His column for the Star was a first-person account. “It was intended to be a humorous diary,” Whitlock said in an interview. The column deals with his friends and how he spent the evenings. No sources needed, and it agreed with most of the media — local and national — that the sensationalism of Vegas outweighed the drabness of the All-Star Game, and while there were some problems associated with 300,000 people and a bottomless supply of liquor, for the most part a good time was had by all. Whitlock’s only complaint in the column is, “You were overwhelmed by the smell of weed, the use of profanity and the N-word-a.” Fair enough. Annoying, but not threatening.
Two days later, writing for AOL Sports, Whitlock said the NBA All-Star Weekend in Vegas was “an unmitigated failure, and any thoughts of taking the extravaganza to New Orleans in 2008 are total lunacy.” In this piece, Whitlock tells of an orgy of crime, mayhem, and violence, and calls for NBA Commissioner David Stern to move the game overseas, “someplace where the Bloods and Crips and hookers and hoes can’t get to it without a passport and plane ticket.”
His AOL article quickly became a hot topic of conversation on radio shows and Internet blogs. Most took Whitlock at his word, never having read his more benign Star column.
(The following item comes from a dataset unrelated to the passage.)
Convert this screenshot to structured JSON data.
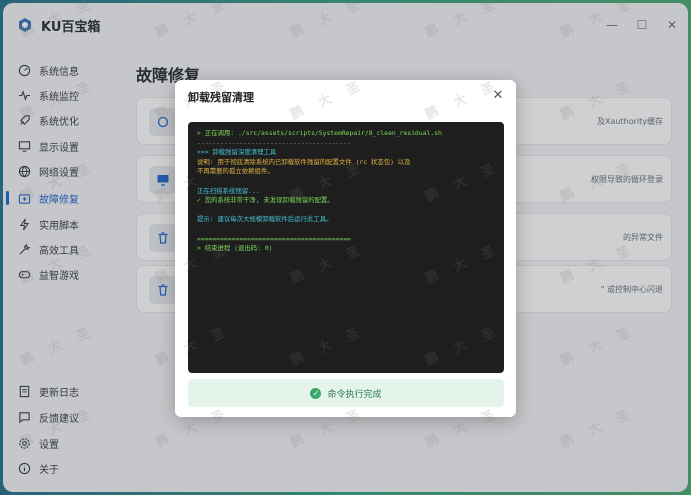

To be clear, the issue is not what really happened in Vegas but how Whitlock chose to report it — and the possible perils of columnists with two audiences scooping themselves.
This is an age-old problem, said Roy Peter Clark, a senior scholar at the Poynter Institute, a journalism think tank in St. Petersburg, Florida. “There are inherent competing loyalties in a case like this,” he said. “I leave it to his local editor to either kick his ass, or to benefit from the national exposure.”
As a columnist for the Star, Whitlock has an obligation to his Kansas City readers to provide them with what he knows as soon as he knows it. The Star article, however, does not mention the violence, the brawls or suggest any level of chaos on par with what he reported in his AOL piece.
Did Whitlock save the juicier bits for a national column? Whitlock said that when he wrote the Star article he had yet to confirm the rumors he was hearing, which is why he didn’t report on them.
That would make sense had his AOL article not included mostly rumor and speculation anyway. “All weekend, people, especially cab drivers, gossiped about brawls and shootings,” wrote Whitlock in the AOL piece. “You didn’t know what to believe because the local newspaper was filled with stories about what a raging success All-Star Weekend was.” Siding against the local newspapers and with the gossiping cab drivers, Whitlock scolded the NBA, hip-hop culture, the Las Vegas police department, and ESPN, which he derided for not covering the crime spree.
His sources here are thin. The only named source in the AOL article never spoke to Whitlock. She complained to a local television station, not about violence but about rudeness. The only other source is an anonymous occupant of the MGM Grand, who Whitlock claims “literally fled the hotel in fear” and moved to the Luxor, which, for the record, is only six-tenths of a mile from the MGM Grand. Whitlock insisted to me that friends, reporters, and tourists who were in Vegas with him can corroborate the culture of fear that permeated the weekend. Asked why those people were not quoted in his article, Whitlock responded, “I’m not big on quoting anybody. I’m a columnist.”